The ultimate impact on the ocean would require sophisticated software to determine. Although fresh water would be diverted from entering Hudson Bay, we do know that ultimately, once the water is used, it will end up back in the ocean.
MANITOBA WATER REVENUES COULD END OUR HAVE-NOT STATUS
Selling water would change Manitoba’s economic prospects dramatically. The province has become highly dependent on federal transfers and subsidies. These have had the unintended effect of creating a relatively moribund, high-tax policy environment with little population growth, out migration and an economy with a steadily declining proportion of national economic output. Water exports would create the opportunity to exit this circle of relative stagnation by providing a very substantial alternative source of revenue.
But why should we think about selling now? In reviewing projections of future water sources prepared by different American states, there is no mention of Canada. We are not even pencilled in. They are making 15- and 20-year plans based on desalination and recycling as the main sources of “new” water. They do not see us as open for business on this issue. We need to develop a plan that shows Manitoba’s position, which may be different from that of other provinces. Approvals and the issuing of contracts — not to mention construction — will take years. Waiting longer to decide will make us mere spectators.
The challenge before us is not one of technology or financing. It is for all Manitobans to take a stand to resolve the issue ourselves. The Manitoba Legislature should choose an all-party task force to investigate this question. In the end, a referendum may be the only way to establish our policy. This issue will put Manitobans’ common sense to the test.

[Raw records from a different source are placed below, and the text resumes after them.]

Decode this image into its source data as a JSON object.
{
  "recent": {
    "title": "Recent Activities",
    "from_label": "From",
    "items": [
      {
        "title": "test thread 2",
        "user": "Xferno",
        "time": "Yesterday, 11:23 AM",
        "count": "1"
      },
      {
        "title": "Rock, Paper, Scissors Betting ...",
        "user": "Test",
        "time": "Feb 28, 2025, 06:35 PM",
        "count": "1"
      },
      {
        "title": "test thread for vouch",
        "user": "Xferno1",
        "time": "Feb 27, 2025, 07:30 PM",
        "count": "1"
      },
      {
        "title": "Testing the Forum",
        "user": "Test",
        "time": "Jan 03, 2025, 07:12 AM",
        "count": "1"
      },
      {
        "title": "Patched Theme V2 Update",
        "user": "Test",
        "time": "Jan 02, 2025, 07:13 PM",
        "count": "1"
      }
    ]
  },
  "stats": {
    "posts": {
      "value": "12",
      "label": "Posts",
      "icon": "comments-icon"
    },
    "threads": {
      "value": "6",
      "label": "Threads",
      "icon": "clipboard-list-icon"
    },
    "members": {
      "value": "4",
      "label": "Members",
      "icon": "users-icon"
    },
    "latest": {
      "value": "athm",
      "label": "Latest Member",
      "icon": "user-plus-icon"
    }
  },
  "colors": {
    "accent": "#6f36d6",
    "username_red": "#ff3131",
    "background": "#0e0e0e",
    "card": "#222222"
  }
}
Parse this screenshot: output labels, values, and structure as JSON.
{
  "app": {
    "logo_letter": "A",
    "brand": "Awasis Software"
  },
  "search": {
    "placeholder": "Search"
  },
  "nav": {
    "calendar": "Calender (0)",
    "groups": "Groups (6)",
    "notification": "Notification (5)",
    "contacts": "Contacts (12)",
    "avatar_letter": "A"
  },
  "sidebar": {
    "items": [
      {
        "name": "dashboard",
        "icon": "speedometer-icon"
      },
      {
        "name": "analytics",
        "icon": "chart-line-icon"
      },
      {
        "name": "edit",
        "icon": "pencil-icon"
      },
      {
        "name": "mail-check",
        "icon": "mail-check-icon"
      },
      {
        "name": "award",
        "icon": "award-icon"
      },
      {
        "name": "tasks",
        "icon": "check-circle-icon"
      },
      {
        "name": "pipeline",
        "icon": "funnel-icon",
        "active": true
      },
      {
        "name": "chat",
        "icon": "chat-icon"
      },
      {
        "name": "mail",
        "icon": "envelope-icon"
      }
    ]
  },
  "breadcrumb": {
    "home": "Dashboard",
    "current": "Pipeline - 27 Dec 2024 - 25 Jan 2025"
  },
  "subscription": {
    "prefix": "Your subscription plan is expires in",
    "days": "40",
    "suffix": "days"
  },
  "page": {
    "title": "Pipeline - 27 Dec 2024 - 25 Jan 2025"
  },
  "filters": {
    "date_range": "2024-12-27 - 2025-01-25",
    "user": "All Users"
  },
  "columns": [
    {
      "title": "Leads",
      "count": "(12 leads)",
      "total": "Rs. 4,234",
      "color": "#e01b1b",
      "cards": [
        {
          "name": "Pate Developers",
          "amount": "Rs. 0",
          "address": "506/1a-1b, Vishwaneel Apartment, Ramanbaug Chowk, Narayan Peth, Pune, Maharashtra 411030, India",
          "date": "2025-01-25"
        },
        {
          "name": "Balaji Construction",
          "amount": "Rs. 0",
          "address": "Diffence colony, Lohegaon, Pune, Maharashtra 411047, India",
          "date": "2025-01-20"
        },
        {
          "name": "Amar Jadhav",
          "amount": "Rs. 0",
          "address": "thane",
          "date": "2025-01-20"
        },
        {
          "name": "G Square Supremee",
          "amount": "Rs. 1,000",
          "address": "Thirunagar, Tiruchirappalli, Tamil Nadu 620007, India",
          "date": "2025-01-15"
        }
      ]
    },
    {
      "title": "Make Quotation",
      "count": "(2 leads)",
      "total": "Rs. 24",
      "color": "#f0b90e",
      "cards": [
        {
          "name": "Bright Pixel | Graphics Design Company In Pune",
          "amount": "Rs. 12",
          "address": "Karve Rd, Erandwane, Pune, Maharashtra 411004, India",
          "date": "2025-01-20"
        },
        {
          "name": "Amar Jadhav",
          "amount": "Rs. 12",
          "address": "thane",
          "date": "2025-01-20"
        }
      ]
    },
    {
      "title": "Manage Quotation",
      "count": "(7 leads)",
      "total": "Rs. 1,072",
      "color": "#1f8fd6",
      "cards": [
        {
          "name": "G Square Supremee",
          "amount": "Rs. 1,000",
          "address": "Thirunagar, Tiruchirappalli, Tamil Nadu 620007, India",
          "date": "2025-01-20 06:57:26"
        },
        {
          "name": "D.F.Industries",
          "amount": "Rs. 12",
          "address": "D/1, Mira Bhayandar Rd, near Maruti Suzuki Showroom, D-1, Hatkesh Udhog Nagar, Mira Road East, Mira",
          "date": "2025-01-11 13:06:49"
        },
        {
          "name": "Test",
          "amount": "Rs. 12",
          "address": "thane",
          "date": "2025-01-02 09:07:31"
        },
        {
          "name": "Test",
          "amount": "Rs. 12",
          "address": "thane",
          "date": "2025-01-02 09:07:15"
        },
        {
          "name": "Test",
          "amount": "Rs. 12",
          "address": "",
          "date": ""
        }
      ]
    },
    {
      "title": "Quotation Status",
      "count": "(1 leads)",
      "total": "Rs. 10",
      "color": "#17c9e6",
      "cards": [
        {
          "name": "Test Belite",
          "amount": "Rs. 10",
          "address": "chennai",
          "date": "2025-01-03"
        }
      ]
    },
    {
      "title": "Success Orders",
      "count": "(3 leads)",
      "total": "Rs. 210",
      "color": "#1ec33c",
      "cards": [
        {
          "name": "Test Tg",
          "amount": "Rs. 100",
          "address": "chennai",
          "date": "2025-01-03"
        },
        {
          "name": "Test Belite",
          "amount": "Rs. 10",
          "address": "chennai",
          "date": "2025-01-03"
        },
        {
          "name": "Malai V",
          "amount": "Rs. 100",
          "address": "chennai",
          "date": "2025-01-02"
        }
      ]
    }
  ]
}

1. Sea Water Desalination in California, pub. California Coastal Commission
2. California Department of Water Resources “State Water Project”